Extracted records
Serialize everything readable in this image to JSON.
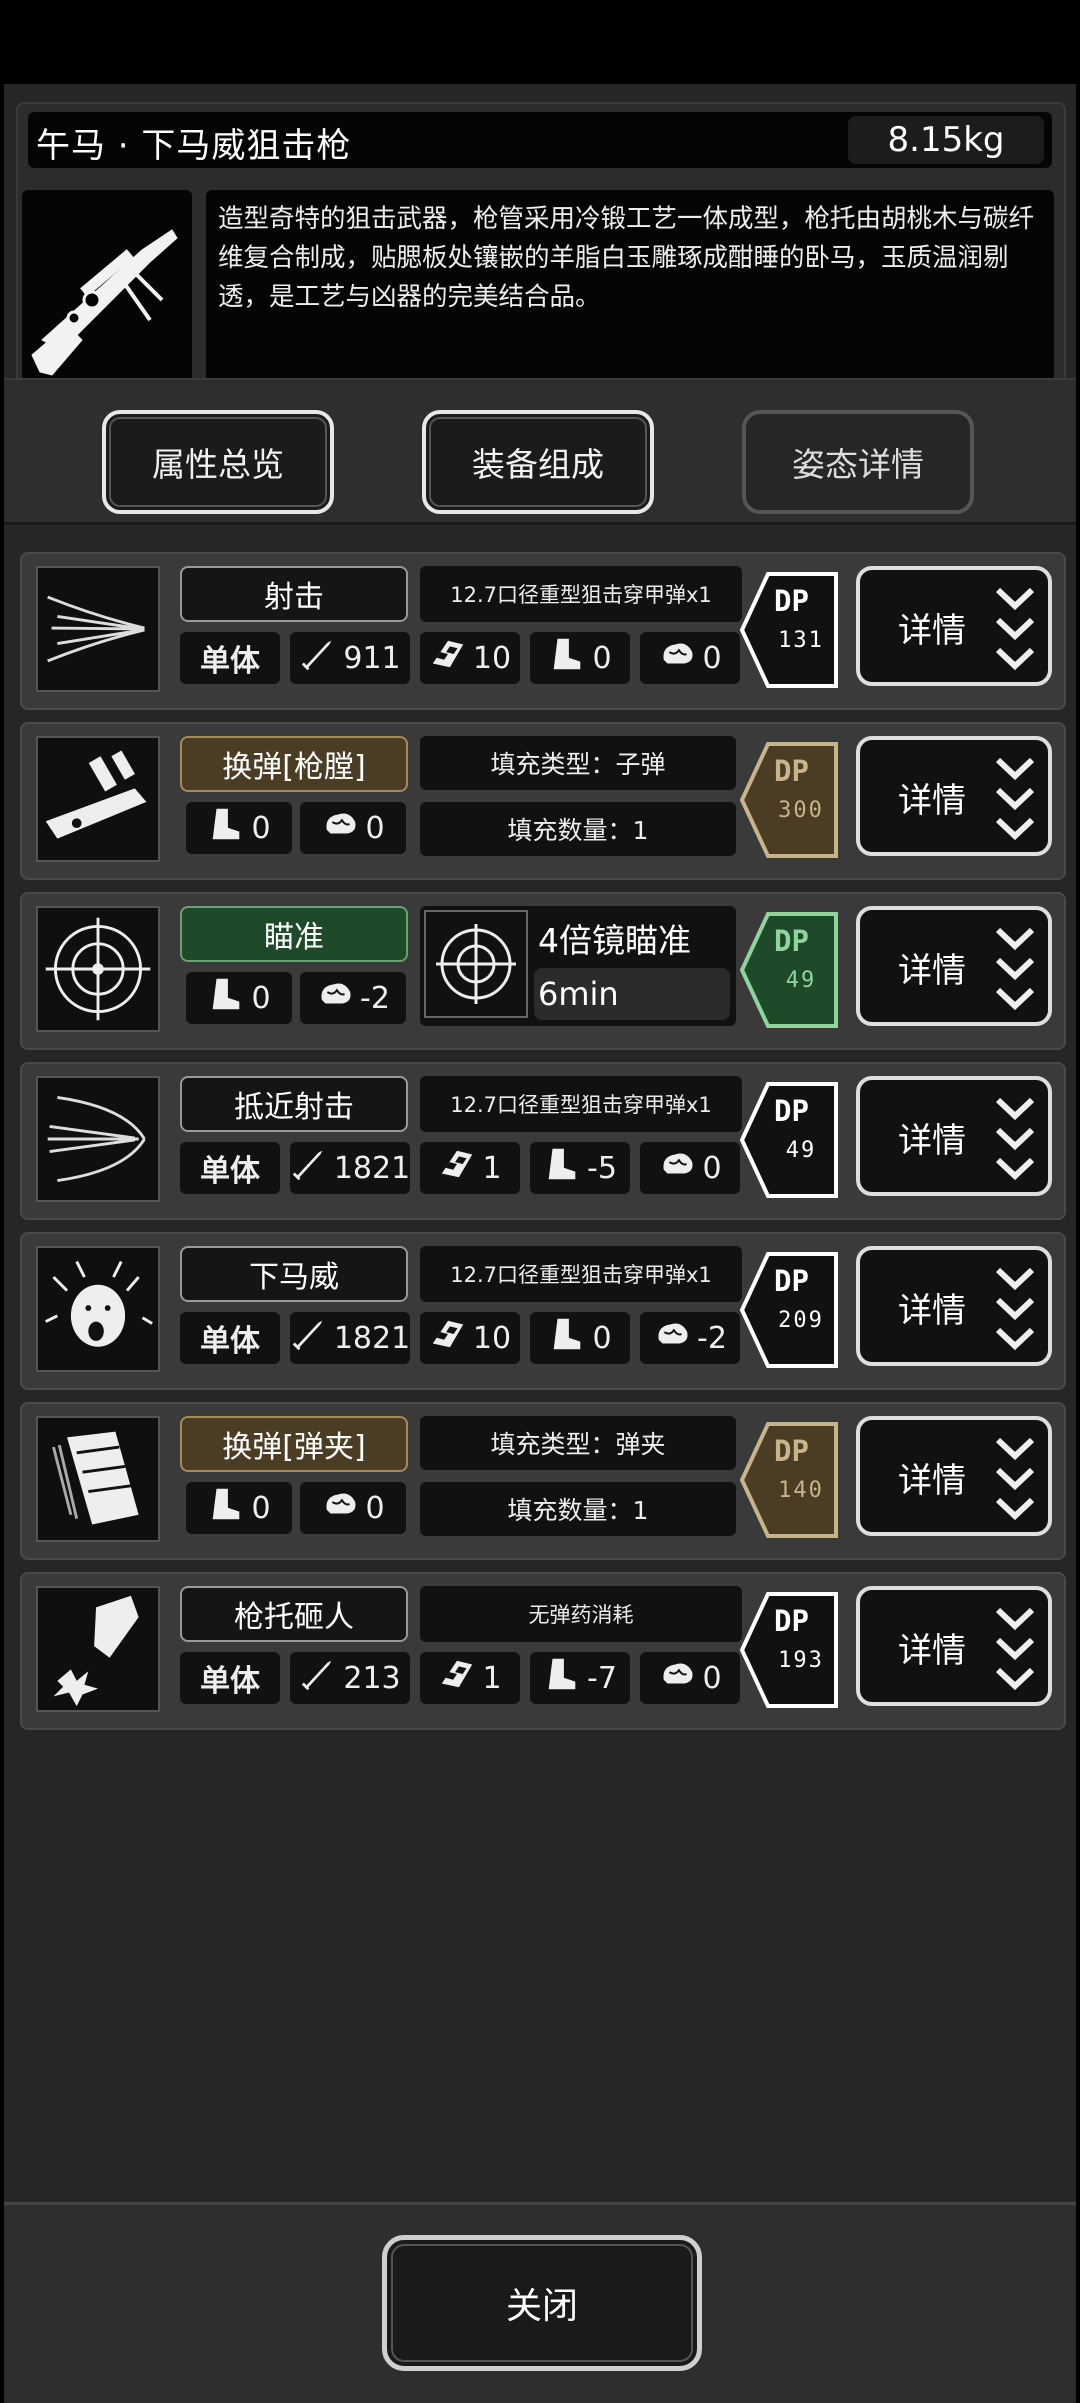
{
  "weapon": {
    "title": "午马 · 下马威狙击枪",
    "weight": "8.15kg",
    "description": "造型奇特的狙击武器，枪管采用冷锻工艺一体成型，枪托由胡桃木与碳纤维复合制成，贴腮板处镶嵌的羊脂白玉雕琢成酣睡的卧马，玉质温润剔透，是工艺与凶器的完美结合品。"
  },
  "tabs": [
    {
      "label": "属性总览"
    },
    {
      "label": "装备组成"
    },
    {
      "label": "姿态详情"
    }
  ],
  "dp_label": "DP",
  "detail_label": "详情",
  "actions": [
    {
      "name": "射击",
      "target": "单体",
      "damage": "911",
      "accuracy": "10",
      "move": "0",
      "mind": "0",
      "ammo": "12.7口径重型狙击穿甲弹x1",
      "dp": "131"
    },
    {
      "name": "换弹[枪膛]",
      "move": "0",
      "mind": "0",
      "fill_type": "填充类型：子弹",
      "fill_count": "填充数量：1",
      "dp": "300"
    },
    {
      "name": "瞄准",
      "move": "0",
      "mind": "-2",
      "scope_title": "4倍镜瞄准",
      "scope_time": "6min",
      "dp": "49"
    },
    {
      "name": "抵近射击",
      "target": "单体",
      "damage": "1821",
      "accuracy": "1",
      "move": "-5",
      "mind": "0",
      "ammo": "12.7口径重型狙击穿甲弹x1",
      "dp": "49"
    },
    {
      "name": "下马威",
      "target": "单体",
      "damage": "1821",
      "accuracy": "10",
      "move": "0",
      "mind": "-2",
      "ammo": "12.7口径重型狙击穿甲弹x1",
      "dp": "209"
    },
    {
      "name": "换弹[弹夹]",
      "move": "0",
      "mind": "0",
      "fill_type": "填充类型：弹夹",
      "fill_count": "填充数量：1",
      "dp": "140"
    },
    {
      "name": "枪托砸人",
      "target": "单体",
      "damage": "213",
      "accuracy": "1",
      "move": "-7",
      "mind": "0",
      "ammo": "无弹药消耗",
      "dp": "193"
    }
  ],
  "colors": {
    "dp_white": "#ffffff",
    "dp_brown": "#c8b48a",
    "dp_green": "#8fd49c",
    "brown_fill": "#4b3d24",
    "green_fill": "#1e4a2a"
  },
  "footer": {
    "close_label": "关闭"
  }
}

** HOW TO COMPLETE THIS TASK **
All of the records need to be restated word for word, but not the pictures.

** OUTPUT OF THE TASK **
Serialize everything readable in this image to JSON.
{
  "weapon": {
    "title": "午马 · 下马威狙击枪",
    "weight": "8.15kg",
    "description": "造型奇特的狙击武器，枪管采用冷锻工艺一体成型，枪托由胡桃木与碳纤维复合制成，贴腮板处镶嵌的羊脂白玉雕琢成酣睡的卧马，玉质温润剔透，是工艺与凶器的完美结合品。"
  },
  "tabs": [
    {
      "label": "属性总览"
    },
    {
      "label": "装备组成"
    },
    {
      "label": "姿态详情"
    }
  ],
  "dp_label": "DP",
  "detail_label": "详情",
  "actions": [
    {
      "name": "射击",
      "target": "单体",
      "damage": "911",
      "accuracy": "10",
      "move": "0",
      "mind": "0",
      "ammo": "12.7口径重型狙击穿甲弹x1",
      "dp": "131"
    },
    {
      "name": "换弹[枪膛]",
      "move": "0",
      "mind": "0",
      "fill_type": "填充类型：子弹",
      "fill_count": "填充数量：1",
      "dp": "300"
    },
    {
      "name": "瞄准",
      "move": "0",
      "mind": "-2",
      "scope_title": "4倍镜瞄准",
      "scope_time": "6min",
      "dp": "49"
    },
    {
      "name": "抵近射击",
      "target": "单体",
      "damage": "1821",
      "accuracy": "1",
      "move": "-5",
      "mind": "0",
      "ammo": "12.7口径重型狙击穿甲弹x1",
      "dp": "49"
    },
    {
      "name": "下马威",
      "target": "单体",
      "damage": "1821",
      "accuracy": "10",
      "move": "0",
      "mind": "-2",
      "ammo": "12.7口径重型狙击穿甲弹x1",
      "dp": "209"
    },
    {
      "name": "换弹[弹夹]",
      "move": "0",
      "mind": "0",
      "fill_type": "填充类型：弹夹",
      "fill_count": "填充数量：1",
      "dp": "140"
    },
    {
      "name": "枪托砸人",
      "target": "单体",
      "damage": "213",
      "accuracy": "1",
      "move": "-7",
      "mind": "0",
      "ammo": "无弹药消耗",
      "dp": "193"
    }
  ],
  "colors": {
    "dp_white": "#ffffff",
    "dp_brown": "#c8b48a",
    "dp_green": "#8fd49c",
    "brown_fill": "#4b3d24",
    "green_fill": "#1e4a2a"
  },
  "footer": {
    "close_label": "关闭"
  }
}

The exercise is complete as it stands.